Seb, Kristin, Salvatore

Oxney Harvest 2023

Autumn is a magical time at the vineyard, it’s all about the grapes… We watch them ripen, schedule them for picking dates, bring them to the crush pad, weigh them, pop them in the press, send their juice to tank, let it settle, rack it to sparkling clean tanks or barrel, start them on their journey of fermentation and then, babysit.

It is full on for weeks, and then, as they sleep and dream in their vessels, there is time for reflection of the vintage, recalling what Mother Nature sent our way for the season and revelling in the beauty of all of the vineyard events from bud-burst to rapid shoot development, flowering, fruit set, bunch closure, veraison and finally harvest.

Harvest 2023 was a bountiful year, though the wet brought on a bit of disease pressure, we were able to harvest the majority of our crop with clean, absolutely lovely fruit.

Ripeness and sugars were very high, which was a little surprising after all of that rain July and August. The bunches were heavy and we managed to harvest 50 tonnes of fruit. There was a lot of whole bunch pressing and crushing to give as many blending options as possible. Salvatore certainly had his work cut out for him playing Tetris in the winery, finding tanks and barrels to place the many different clones of juice into. All the while, he remained calm, cool and collected, it is such a joy to watch him work.

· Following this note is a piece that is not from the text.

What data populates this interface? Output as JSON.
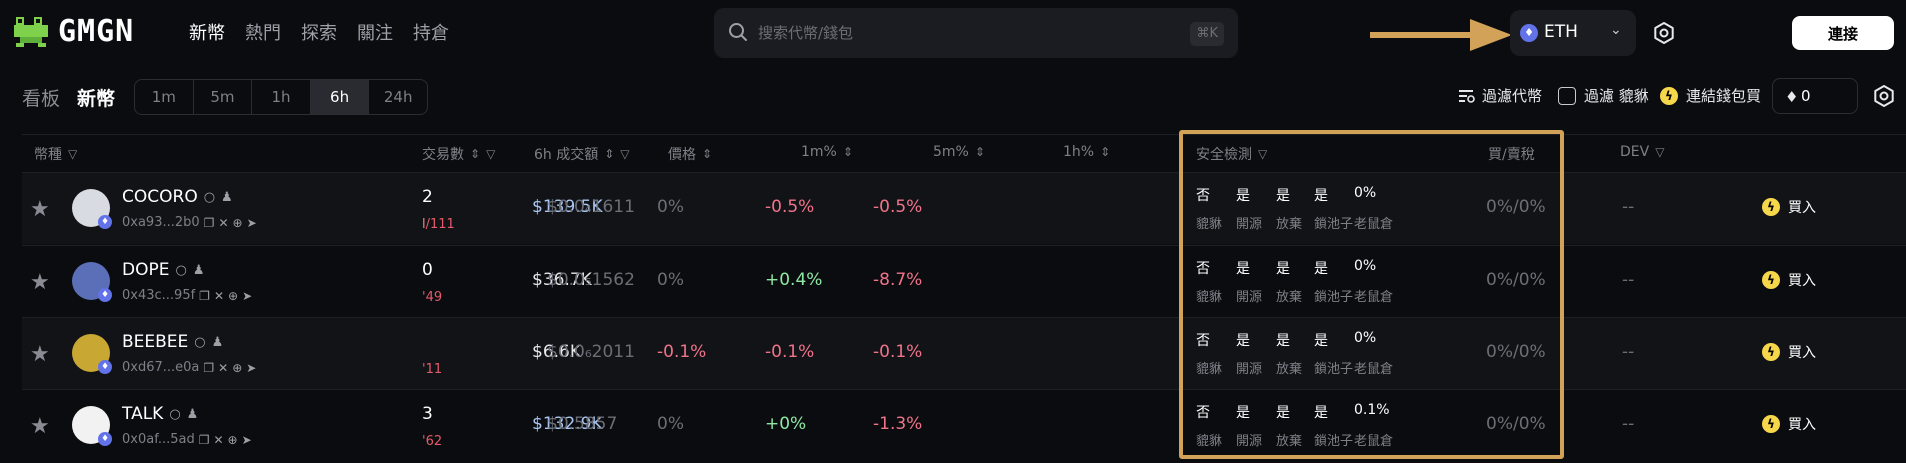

Tasting the fruit as we press is a always fascinating. This year in particular, we found distinct flavours between the different Chardonnay clones. As we ferment in small batches, we have an opportunity to ‘play’ in the winery – maybe we will make two different still Chardonnays? Maybe multi vintage? Maybe more time in stainless vs barrels? Time will tell!

Sebastian, our vineyard manager, assisted Salvatore, practising his winery skills. They make a great team, and it took a bit of the pressure off of Kristin as she ran around making the logistics of harvest run smoothly as well as hosting tours during the week and travelling at home and abroad for wine events.

There was also a bit of fun had experimenting with indigenous yeasts from the wild berries in our hedgerows. They weren’t used in the winemaking, but it was fun to watch which ones starting bubbling first, how vigorous the ferment was and check out the smells and aromas.

All in all, we are grateful for the fruit and look forward to see how all of the intense work of organic farming pays off when we taste through the wines over the course of the winter. Spring will be here soon enough, and we will do it ALL over again. Could we be the luckiest people in the world, or complete suckers for punishment? Mother nature will dictate, and we will follow her lead.